** TASK BRIEF **
Which lines in the data below contain the string "this"? Show each one.

══ STORED DATA ══

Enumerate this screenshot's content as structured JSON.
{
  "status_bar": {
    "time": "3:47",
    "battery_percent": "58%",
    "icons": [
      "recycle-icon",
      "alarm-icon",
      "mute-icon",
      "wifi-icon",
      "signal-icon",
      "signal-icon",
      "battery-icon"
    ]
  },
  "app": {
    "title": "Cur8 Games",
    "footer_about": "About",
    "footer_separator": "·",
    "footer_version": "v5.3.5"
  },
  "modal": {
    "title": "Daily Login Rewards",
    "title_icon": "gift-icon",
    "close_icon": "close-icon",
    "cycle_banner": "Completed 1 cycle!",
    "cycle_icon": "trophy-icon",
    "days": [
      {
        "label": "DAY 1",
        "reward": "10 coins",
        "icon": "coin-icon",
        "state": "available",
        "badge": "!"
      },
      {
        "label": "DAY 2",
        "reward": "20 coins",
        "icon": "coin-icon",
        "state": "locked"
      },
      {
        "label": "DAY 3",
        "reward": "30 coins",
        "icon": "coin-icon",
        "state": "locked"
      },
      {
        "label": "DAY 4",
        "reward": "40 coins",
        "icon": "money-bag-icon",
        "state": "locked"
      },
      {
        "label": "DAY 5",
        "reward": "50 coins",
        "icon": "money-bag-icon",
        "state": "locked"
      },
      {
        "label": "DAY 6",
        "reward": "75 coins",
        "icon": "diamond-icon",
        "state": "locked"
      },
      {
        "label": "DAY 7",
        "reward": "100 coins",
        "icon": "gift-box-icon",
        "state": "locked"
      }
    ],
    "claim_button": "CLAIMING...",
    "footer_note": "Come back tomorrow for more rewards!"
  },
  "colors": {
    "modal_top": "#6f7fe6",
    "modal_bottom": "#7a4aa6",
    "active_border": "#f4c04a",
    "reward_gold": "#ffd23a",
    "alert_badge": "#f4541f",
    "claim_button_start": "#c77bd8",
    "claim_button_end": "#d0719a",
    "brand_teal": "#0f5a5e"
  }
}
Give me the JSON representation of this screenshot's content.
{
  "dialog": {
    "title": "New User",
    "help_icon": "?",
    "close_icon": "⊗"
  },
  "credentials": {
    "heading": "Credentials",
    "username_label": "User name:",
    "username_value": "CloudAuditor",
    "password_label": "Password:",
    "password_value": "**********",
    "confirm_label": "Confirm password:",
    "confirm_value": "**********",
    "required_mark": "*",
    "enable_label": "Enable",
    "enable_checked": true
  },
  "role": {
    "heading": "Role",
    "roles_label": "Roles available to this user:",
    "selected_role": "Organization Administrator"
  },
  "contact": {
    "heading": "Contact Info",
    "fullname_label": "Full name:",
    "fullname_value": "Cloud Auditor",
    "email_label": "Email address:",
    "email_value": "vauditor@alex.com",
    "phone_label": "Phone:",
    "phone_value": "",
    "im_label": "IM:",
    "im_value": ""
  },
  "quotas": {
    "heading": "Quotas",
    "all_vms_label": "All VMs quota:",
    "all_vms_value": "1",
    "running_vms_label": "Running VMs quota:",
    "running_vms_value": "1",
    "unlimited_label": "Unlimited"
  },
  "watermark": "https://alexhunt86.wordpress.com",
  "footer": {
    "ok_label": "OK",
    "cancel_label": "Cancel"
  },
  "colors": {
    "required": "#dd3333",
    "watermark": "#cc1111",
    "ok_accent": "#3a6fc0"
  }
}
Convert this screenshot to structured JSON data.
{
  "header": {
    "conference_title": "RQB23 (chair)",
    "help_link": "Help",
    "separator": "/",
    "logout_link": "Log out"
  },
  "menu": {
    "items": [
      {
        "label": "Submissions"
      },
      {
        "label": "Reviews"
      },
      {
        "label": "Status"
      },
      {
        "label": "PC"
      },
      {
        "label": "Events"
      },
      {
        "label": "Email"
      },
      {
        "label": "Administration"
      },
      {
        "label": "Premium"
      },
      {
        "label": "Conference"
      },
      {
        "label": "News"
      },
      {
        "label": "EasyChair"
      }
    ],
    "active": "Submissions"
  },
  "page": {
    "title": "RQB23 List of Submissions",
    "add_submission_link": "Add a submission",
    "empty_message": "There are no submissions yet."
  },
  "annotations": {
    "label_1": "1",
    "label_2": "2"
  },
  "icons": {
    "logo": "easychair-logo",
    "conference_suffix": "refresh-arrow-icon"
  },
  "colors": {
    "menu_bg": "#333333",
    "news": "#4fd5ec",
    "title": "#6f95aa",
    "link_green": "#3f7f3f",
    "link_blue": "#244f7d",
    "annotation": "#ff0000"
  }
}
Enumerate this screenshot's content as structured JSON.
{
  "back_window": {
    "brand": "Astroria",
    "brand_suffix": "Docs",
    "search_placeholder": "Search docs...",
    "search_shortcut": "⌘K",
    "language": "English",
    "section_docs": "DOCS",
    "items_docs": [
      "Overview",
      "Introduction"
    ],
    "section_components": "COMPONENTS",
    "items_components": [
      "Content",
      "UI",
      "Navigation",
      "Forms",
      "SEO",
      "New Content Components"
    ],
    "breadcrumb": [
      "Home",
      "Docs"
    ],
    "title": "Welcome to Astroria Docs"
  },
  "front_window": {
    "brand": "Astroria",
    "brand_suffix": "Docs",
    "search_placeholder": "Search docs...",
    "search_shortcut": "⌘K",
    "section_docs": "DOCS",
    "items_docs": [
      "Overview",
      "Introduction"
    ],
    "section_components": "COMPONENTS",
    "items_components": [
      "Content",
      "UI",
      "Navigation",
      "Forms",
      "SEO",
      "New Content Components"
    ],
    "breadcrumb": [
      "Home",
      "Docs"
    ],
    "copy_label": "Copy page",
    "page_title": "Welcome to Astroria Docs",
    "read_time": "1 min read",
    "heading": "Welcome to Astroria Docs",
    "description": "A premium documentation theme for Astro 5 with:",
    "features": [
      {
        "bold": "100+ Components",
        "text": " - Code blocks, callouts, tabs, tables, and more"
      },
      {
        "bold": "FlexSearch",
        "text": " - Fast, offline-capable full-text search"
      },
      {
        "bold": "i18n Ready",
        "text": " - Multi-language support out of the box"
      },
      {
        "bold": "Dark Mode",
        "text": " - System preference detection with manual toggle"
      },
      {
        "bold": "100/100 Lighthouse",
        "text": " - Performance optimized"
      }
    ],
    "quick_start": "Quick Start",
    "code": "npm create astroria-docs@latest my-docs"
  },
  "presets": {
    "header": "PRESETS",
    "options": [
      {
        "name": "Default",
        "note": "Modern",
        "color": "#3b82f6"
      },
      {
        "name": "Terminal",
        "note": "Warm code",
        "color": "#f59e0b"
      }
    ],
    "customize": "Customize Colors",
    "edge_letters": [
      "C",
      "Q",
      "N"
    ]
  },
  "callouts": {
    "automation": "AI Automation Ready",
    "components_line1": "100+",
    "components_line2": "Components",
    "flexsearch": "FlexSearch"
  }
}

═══

** TASK OUTPUT **
Enumerate this screenshot's content as structured JSON.
Give me the JSON representation of this screenshot's content.
    "roles_label": "Roles available to this user:",
Convert this screenshot to structured JSON data.
Enumerate this screenshot's content as structured JSON.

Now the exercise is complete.